Over the past 20 years, there has been an alarming decline in a wide range of small native mammal species in northern Australia. The declines have occurred in remote areas that were previously considered ecologically sound. The causes of the declines are under investigation; changed fire regimes, grazing and introduced predators (including feral cats) are implicated. There is still much to learn about health and disease of small mammalian wildlife species in Australia and the paucity of knowledge has made assessment of the impact of disease in these declines challenging.
Over a two year period, research was undertaken by the Conservation Medicine Program, Murdoch University, in collaboration with Northern Territory (NT) Dept. of Land Resource Management to assess health and disease in native mammals in the tropical savannahs of the NT. Study sites were located in urban (Darwin) and remote regions (Bathurst Island, Cobourg Peninsula, Kakadu National Park and Groote Eylandt), and included both mainland and island sites. Investigation focused on four target species across four different families (brushtail possum, northern brown bandicoot, northern quoll and brush-tailed rabbit rat). Black rats and feral cats, as potential pathogen reservoirs, were also examined and sampled.
Animals were anaesthetised and investigations included assessments of health and specific testing for a range of prioritised pathogens of concern, including toxoplasmosis, herpesvirus and blood borne pathogens. De novo molecular testing was undertaken to investigate the presence and potential impact of novel pathogens. Sampling and testing was undertaken on almost 200 individuals. This is one of the most comprehensive and wide ranging disease investigations undertaken on multi-species declines in Australia.
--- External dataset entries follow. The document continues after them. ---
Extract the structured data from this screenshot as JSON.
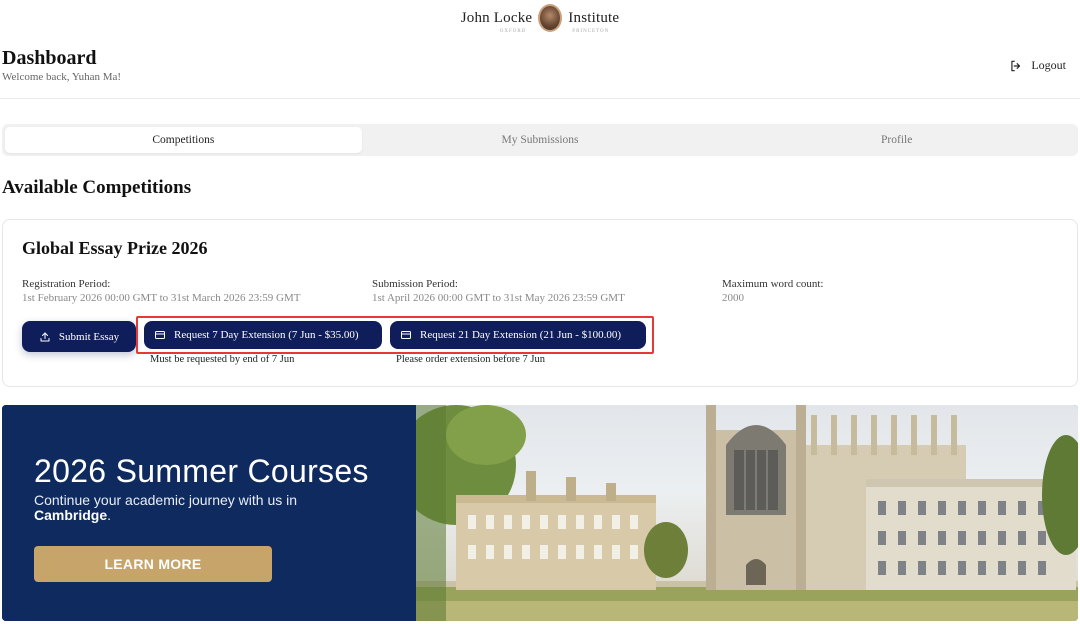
{
  "logo": {
    "left_word": "John Locke",
    "left_sub": "OXFORD",
    "right_word": "Institute",
    "right_sub": "PRINCETON"
  },
  "header": {
    "title": "Dashboard",
    "welcome": "Welcome back, Yuhan Ma!",
    "logout_label": "Logout"
  },
  "tabs": [
    {
      "label": "Competitions",
      "active": true
    },
    {
      "label": "My Submissions",
      "active": false
    },
    {
      "label": "Profile",
      "active": false
    }
  ],
  "section_title": "Available Competitions",
  "competition": {
    "title": "Global Essay Prize 2026",
    "registration": {
      "label": "Registration Period:",
      "value": "1st February 2026 00:00 GMT to 31st March 2026 23:59 GMT"
    },
    "submission": {
      "label": "Submission Period:",
      "value": "1st April 2026 00:00 GMT to 31st May 2026 23:59 GMT"
    },
    "word_count": {
      "label": "Maximum word count:",
      "value": "2000"
    },
    "buttons": {
      "submit": "Submit Essay",
      "ext7": "Request 7 Day Extension (7 Jun - $35.00)",
      "ext21": "Request 21 Day Extension (21 Jun - $100.00)"
    },
    "notes": {
      "ext7": "Must be requested by end of 7 Jun",
      "ext21": "Please order extension before 7 Jun"
    }
  },
  "banner": {
    "heading": "2026 Summer Courses",
    "text_prefix": "Continue your academic journey with us in",
    "text_bold": "Cambridge",
    "text_suffix": ".",
    "button": "LEARN MORE"
  },
  "colors": {
    "primary": "#0f1e5a",
    "banner_bg": "#0e2a5e",
    "gold": "#c6a46a",
    "highlight": "#e53935"
  }
}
The implications of our findings will be discussed in the context of wide scale population declines in the Top End of the NT and will include recommendations for ongoing work in this area.